This is the land of the Celts and, for the history buff, there is much to see. The spiritually-minded Celts travelled in small boats covered in skins that seemed to survive on a wing and a prayer, relying on miracles rather than engineering prowess like the Vikings. In fact, it is said that Saint Brendan tested his faith in these little craft against the wild Atlantic—faith and prayers that clearly kept them, as they had a thriving community around Akranes.
That community spirit not only survives but thrives today, as the townsfolk love all forms of culture. The Music School is right in the centre of town; art and crafts are found everywhere, as is writing, singing and poetry.
One of the highlights of the year is the Irish festival from 6th—8th July with a variety of events that will keep the die-hard party addict happy. It’s a big family event that includes everyone in the fun—local and visitor alike.
Akranes is a family town and there are plenty of activities from golf to football (their top team boasts several stars who have gone to famous international clubs). There is a great bar-b-que area in the park, surrounded by trees, with games and crazy golf. Walking and cycling are popular pastimes with paths of different lengths to enjoy.
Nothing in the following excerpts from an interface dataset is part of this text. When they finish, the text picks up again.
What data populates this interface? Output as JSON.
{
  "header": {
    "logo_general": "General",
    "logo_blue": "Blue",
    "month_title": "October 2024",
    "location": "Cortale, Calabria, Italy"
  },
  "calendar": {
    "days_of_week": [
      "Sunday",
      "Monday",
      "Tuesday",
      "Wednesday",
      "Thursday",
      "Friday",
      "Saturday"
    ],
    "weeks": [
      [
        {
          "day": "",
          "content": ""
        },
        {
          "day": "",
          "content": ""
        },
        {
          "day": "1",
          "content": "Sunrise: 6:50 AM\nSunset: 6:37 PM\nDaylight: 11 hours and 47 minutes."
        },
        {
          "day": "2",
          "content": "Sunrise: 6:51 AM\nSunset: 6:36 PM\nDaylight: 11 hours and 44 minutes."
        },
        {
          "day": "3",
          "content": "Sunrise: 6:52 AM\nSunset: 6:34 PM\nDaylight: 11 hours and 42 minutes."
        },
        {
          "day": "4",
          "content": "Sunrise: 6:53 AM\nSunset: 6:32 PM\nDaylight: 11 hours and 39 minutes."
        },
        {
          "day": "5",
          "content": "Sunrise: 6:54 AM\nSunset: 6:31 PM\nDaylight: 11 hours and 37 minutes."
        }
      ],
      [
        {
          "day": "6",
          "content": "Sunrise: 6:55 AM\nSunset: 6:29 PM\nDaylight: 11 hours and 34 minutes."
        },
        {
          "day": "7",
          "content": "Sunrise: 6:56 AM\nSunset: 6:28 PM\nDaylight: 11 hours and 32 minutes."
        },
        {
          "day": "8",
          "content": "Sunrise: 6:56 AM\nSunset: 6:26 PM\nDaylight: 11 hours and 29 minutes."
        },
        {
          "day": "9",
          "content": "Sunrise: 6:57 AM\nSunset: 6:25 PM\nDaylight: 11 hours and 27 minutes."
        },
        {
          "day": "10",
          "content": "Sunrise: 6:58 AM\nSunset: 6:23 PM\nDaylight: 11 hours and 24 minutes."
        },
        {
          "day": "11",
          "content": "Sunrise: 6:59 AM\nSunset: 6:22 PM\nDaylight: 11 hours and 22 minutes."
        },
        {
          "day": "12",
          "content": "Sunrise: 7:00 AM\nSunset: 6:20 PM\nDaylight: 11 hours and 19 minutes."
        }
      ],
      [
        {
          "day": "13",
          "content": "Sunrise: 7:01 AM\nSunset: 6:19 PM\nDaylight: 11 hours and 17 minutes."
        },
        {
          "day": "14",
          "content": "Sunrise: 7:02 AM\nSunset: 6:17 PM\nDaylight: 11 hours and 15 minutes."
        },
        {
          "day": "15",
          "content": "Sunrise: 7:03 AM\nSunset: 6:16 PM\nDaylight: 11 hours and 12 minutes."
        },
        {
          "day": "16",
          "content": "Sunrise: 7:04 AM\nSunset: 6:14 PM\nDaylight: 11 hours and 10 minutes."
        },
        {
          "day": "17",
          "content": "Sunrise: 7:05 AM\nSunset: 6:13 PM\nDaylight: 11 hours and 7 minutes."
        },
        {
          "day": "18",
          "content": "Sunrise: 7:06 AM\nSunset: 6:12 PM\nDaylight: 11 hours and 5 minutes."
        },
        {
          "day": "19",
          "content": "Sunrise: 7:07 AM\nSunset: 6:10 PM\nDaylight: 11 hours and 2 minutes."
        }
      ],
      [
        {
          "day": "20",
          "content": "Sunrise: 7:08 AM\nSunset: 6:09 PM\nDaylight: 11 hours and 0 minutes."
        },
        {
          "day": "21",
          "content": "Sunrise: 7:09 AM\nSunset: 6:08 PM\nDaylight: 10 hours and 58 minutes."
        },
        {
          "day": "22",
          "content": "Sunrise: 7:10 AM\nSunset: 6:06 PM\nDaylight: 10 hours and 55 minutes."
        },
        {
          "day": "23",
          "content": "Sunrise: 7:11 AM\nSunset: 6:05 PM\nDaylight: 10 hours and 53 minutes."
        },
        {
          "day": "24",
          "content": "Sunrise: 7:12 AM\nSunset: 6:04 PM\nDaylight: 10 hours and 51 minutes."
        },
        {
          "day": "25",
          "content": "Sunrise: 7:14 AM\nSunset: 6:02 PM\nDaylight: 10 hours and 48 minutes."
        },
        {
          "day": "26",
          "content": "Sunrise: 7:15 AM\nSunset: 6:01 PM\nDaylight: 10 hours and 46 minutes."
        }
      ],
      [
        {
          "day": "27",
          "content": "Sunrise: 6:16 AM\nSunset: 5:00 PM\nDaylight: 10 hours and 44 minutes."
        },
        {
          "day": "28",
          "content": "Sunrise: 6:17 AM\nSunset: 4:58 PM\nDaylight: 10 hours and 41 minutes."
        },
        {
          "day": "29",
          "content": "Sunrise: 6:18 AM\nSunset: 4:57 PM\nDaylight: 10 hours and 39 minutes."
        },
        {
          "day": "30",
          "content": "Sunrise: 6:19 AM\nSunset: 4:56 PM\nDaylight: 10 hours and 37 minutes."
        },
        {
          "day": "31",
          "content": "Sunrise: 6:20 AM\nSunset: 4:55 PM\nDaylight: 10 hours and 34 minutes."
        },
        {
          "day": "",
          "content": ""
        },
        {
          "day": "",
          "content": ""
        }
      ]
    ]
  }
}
The museum area is really worth visiting. Besides examples of fishing vessels down the years displayed outside, including the only example of a 3-masted cutter, the indoor section has samples of practically every aspect of the fisherman’s life. Next to it is another unusual museum: The Icelandic Sport Museum. Check out the footsteps on the floor. A Geological museum is housed in the same building with a large collection of stones which show just how colourful Iceland is. There is always a temporary exhibit on display. Currently, there is a photo gallery of past residents that gives a fascinating insight into the character of the people. Work is starting shortly on the construction of The Celtic Cultural Centre, which will bring scientifically documented evidence together of the Celtic influence and history. But then, just look at the number of fair-skinned red-heads and you’ll see how strong it is.